When retired school teacher Marion (Gina McKee) takes in the ill Patrick (Rupert Everett) after suffering from a stroke, she reflects upon her entire life and the choices she made to keep her husband, Tom (Linus Roache). Flipping between 1997 and 1957, My Policeman tells the story of a love triangle gone wrong.
Basing his script on the acclaimed novel by Bethan Roberts, writer Ron Nyswaner focuses most of the story on the young lives of Marion, Patrick, and Tom, played by Emma Corrin (Princess Diana in The Crown), David Dawson, and Harry Styles, respectively. Marion always had an attraction to Tom, the older brother of her childhood friend, even if he never made an advance. He brings her around to his friend Patrick, a museum curator, and together they cook, go to the theater, and read. Tom eventually proposes to Marion, though their marriage is soon interrupted by the revelation that Patrick was more than just a friend. A story of gay love and betrayal, My Policeman tries to explore the casualties of a homophobic society.
Director Michael Grandage films everything tastefully. Each shot is beautiful to look at but often lacks the substance to actually say something of meaning. His pacing feels painfully slow, dragging out a cliche and predictable story of gay shame and turmoil.
Out of the three lead young performers, David Dawson is the strongest. Breathing life into the original trio, you can’t stop watching his subtle movements. He can’t save Corrin or Styles though. Corrin can’t find the humanity in Marion, who’s desperate need for love ruins the lives around her. Styles’ line readings feel wooden and rehearsed which is the last thing you want when your leading man is being sought after by two people. This, combined with his panned performance in Don’t Worry Darling, is not a strong start to the leading man era of his acting career.

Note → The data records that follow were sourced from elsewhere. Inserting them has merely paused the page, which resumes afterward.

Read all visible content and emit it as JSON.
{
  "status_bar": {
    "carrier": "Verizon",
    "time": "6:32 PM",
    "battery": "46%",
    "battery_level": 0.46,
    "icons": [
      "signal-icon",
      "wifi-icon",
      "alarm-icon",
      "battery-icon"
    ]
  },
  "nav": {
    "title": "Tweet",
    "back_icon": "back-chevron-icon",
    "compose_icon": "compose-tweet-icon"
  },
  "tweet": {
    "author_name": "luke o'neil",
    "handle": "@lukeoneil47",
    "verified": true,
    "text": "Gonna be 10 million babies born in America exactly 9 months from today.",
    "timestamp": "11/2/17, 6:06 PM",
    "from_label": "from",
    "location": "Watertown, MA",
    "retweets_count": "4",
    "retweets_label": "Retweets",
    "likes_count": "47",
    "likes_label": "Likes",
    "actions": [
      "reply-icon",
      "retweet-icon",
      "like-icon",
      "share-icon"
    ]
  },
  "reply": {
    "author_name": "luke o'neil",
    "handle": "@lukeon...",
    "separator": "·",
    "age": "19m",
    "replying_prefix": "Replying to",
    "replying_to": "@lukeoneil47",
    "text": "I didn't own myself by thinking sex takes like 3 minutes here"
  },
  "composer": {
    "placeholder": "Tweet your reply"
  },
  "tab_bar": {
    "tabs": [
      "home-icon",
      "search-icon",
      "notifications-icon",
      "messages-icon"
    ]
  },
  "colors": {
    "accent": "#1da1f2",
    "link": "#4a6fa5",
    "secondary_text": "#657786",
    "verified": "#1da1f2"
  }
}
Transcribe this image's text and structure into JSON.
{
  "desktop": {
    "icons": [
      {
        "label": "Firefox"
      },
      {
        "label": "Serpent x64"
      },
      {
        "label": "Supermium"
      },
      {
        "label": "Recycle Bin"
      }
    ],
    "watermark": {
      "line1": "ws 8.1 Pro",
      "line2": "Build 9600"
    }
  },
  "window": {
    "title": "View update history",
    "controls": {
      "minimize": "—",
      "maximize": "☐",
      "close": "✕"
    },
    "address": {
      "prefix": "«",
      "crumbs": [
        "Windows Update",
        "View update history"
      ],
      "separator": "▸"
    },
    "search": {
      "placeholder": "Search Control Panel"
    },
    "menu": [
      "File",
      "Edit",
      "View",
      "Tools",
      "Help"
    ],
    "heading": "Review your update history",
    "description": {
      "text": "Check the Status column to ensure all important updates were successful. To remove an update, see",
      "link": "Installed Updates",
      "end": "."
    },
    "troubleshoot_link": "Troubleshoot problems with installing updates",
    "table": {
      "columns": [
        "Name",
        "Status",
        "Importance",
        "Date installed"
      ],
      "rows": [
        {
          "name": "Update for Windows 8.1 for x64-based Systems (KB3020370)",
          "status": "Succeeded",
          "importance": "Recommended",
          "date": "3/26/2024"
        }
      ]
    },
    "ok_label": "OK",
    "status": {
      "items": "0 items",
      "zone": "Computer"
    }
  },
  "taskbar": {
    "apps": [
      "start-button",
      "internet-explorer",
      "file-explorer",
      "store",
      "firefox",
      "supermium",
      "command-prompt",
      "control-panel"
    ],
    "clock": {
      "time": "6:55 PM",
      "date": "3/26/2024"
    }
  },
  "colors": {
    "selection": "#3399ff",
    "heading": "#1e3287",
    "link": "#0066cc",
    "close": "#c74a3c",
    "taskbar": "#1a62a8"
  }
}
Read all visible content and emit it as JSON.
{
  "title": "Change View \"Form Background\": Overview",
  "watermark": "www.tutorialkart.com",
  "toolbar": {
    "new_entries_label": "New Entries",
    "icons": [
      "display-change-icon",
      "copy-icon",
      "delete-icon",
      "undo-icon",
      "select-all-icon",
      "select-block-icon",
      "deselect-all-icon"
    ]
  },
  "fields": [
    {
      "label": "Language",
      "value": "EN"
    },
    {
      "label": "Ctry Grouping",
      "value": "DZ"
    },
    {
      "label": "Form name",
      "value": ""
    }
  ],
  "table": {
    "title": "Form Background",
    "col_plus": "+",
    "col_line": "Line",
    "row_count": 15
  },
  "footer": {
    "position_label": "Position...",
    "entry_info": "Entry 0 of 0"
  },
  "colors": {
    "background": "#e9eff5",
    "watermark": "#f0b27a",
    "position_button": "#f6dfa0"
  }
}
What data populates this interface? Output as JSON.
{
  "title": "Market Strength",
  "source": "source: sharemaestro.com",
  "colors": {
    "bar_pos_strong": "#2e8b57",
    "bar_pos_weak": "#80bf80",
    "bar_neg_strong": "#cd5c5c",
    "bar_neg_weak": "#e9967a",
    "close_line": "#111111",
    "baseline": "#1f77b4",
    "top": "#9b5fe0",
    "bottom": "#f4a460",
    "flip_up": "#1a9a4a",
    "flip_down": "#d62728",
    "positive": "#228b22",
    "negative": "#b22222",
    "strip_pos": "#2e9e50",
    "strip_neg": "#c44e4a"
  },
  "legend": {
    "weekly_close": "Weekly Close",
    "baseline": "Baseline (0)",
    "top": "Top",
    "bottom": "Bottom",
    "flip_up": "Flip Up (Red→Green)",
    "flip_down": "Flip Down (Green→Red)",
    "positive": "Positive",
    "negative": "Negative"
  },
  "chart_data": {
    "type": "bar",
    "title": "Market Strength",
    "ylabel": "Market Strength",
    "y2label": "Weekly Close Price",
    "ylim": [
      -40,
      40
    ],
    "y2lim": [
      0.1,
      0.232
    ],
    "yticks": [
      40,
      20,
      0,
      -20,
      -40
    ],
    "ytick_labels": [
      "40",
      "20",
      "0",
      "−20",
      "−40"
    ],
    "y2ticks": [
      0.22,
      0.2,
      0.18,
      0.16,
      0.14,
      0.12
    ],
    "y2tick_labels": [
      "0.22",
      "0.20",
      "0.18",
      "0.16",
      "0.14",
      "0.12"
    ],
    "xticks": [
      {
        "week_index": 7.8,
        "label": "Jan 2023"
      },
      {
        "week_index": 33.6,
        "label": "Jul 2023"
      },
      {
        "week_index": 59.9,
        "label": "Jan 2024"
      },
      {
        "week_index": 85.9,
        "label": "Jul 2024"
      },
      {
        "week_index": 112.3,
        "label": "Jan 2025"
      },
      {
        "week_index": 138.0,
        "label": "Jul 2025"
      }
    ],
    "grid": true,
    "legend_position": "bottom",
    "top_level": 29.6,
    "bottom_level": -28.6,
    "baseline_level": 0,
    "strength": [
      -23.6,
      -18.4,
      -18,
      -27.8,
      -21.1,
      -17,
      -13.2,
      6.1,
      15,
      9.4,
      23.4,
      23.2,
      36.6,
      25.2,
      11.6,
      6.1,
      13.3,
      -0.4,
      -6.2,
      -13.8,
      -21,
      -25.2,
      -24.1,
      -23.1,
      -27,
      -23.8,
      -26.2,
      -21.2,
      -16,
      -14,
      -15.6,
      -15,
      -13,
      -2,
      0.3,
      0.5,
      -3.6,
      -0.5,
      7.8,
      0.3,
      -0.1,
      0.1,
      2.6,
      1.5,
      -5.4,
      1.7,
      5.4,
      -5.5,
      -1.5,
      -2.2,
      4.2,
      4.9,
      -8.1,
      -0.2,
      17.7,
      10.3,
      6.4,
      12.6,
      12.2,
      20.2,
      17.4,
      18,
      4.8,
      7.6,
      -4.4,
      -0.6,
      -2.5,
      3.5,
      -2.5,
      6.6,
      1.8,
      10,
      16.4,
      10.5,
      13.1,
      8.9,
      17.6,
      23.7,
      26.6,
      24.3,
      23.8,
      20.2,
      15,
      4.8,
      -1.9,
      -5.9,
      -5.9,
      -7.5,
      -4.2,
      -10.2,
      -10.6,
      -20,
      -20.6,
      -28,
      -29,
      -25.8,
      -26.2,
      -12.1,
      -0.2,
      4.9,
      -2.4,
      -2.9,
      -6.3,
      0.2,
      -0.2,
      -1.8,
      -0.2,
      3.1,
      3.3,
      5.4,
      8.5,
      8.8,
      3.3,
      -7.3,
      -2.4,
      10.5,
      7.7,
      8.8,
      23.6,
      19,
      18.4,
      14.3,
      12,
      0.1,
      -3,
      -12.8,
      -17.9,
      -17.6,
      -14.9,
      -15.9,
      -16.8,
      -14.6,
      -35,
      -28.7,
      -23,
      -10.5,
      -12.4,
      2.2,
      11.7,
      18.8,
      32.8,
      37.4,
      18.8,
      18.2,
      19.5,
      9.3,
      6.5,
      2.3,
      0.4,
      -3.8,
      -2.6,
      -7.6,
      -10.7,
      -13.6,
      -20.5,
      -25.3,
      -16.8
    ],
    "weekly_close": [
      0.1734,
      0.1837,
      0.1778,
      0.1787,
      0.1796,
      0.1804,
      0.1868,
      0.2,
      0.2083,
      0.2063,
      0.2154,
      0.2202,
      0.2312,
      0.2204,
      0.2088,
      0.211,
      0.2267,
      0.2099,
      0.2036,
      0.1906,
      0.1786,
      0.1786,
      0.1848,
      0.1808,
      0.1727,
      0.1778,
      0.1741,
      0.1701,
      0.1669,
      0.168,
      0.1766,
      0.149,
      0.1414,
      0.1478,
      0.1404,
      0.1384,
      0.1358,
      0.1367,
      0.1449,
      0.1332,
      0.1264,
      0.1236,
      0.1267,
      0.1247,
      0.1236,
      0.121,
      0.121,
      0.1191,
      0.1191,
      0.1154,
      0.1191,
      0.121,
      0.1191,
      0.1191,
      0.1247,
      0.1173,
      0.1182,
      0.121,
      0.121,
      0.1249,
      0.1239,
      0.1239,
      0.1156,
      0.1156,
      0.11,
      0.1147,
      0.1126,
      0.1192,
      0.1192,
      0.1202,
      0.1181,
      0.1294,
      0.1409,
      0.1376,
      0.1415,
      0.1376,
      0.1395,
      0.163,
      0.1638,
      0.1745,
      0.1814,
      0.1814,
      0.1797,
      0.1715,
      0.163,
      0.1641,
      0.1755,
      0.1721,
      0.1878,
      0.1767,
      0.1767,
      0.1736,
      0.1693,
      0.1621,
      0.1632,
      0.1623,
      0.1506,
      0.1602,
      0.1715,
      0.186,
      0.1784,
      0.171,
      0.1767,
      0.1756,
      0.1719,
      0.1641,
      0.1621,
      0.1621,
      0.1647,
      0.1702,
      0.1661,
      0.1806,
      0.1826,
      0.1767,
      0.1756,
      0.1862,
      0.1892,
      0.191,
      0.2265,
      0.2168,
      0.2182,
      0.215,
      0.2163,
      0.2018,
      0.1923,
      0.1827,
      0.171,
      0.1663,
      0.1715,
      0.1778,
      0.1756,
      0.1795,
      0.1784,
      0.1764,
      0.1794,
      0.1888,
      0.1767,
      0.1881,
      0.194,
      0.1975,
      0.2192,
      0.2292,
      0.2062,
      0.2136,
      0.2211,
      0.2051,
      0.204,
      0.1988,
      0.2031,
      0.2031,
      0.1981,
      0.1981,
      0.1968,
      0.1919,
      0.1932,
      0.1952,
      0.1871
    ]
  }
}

My Policeman tries to be one of those quiet and heavy British dramas that gained Oscar buzz in the 00s, like Atonement or The Reader. However it fails to be interesting enough to hold one’s attention forty minutes into its nearly two hour run time.
The more interesting dynamic is the triangle formed by the older versions of Patrick, Tom, and Marion. If the focus was on the outcome of their choices, not on how they made them, the emotional and psychological fallout would be more compelling.
It’s a shame that My Policeman isn’t done the way it should be. Throughout history, LGBTQIA individuals have hid a part of themselves and entered heterosexual relationships for their own protection. By living inauthentically, they robbed themselves and possibly their straight counterparts of happiness. That is where the story should be found: in the tragedy of society’s failure in a time gone by, not in the melodrama of a plot played out.
My Policeman is in theaters today and will be released on Amazon Prime November 4.